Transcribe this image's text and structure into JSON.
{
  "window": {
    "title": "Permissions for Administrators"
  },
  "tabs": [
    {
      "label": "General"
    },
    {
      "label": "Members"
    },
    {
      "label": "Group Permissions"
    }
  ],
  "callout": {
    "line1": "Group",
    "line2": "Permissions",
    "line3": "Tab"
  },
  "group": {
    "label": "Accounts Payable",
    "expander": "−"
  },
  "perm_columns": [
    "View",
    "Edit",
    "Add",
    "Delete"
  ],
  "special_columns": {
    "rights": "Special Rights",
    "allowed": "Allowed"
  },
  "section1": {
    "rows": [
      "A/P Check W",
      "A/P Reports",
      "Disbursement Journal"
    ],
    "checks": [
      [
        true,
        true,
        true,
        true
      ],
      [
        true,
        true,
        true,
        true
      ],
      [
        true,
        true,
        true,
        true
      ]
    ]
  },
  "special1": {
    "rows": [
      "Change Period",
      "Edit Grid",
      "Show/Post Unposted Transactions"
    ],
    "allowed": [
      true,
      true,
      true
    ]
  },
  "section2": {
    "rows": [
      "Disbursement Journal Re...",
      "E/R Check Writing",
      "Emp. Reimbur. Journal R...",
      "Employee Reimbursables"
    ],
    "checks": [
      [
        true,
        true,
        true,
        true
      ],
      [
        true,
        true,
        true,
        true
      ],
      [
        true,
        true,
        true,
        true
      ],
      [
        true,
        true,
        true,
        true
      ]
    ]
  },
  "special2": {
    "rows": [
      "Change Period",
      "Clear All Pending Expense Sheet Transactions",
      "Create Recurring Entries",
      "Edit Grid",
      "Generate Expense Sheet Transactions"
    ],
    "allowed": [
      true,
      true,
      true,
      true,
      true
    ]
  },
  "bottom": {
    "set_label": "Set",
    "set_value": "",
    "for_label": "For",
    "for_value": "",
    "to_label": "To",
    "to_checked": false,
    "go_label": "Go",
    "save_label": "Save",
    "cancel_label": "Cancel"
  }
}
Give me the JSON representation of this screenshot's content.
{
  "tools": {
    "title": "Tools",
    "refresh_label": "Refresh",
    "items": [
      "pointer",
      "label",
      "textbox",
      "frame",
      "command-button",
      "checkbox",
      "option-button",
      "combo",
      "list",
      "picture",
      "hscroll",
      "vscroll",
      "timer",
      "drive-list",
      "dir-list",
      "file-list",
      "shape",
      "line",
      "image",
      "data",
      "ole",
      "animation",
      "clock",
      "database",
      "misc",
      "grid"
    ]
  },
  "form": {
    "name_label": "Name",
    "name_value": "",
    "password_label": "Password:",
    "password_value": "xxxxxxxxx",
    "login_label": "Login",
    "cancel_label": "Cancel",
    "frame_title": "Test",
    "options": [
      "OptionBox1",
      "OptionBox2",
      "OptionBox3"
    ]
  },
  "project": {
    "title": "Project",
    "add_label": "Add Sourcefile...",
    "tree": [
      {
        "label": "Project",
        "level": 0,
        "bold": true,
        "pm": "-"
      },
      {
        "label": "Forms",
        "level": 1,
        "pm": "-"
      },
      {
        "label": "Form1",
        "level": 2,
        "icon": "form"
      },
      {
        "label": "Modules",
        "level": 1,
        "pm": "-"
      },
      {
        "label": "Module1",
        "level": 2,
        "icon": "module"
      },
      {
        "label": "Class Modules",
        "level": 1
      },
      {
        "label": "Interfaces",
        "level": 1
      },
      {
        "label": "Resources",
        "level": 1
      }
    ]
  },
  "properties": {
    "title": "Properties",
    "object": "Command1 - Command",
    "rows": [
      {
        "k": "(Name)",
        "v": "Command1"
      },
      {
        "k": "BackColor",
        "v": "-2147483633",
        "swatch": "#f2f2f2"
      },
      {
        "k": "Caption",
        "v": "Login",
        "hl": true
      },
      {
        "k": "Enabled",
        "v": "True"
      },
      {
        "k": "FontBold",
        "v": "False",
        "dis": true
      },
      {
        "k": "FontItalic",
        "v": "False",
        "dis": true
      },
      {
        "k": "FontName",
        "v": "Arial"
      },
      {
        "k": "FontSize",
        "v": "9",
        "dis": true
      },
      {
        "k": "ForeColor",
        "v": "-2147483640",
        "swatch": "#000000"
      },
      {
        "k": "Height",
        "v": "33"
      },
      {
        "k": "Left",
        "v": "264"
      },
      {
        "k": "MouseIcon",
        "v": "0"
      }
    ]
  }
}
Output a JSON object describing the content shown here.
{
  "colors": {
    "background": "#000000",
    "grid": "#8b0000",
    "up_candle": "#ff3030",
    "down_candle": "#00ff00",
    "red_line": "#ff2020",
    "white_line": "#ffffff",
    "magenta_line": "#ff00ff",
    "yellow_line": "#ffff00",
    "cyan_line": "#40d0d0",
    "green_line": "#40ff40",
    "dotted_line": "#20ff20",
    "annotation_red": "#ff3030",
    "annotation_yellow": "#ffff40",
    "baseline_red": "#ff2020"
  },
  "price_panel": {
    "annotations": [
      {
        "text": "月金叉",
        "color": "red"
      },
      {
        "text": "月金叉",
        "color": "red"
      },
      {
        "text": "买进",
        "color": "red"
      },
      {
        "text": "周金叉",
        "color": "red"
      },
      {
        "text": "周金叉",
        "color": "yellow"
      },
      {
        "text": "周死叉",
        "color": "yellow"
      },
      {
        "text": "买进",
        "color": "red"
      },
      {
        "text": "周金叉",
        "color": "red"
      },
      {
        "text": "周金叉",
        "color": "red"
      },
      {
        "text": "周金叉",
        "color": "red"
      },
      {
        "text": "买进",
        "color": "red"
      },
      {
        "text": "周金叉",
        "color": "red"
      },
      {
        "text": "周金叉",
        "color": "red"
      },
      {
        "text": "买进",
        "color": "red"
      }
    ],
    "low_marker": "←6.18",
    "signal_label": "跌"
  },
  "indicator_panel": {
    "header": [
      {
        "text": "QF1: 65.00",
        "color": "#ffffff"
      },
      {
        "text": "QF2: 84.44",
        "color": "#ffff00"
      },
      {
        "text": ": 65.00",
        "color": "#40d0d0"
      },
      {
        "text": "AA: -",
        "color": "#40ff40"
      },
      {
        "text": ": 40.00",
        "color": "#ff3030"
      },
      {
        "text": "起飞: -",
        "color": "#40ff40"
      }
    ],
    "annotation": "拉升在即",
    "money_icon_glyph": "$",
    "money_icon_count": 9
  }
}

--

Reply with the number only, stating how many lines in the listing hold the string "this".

2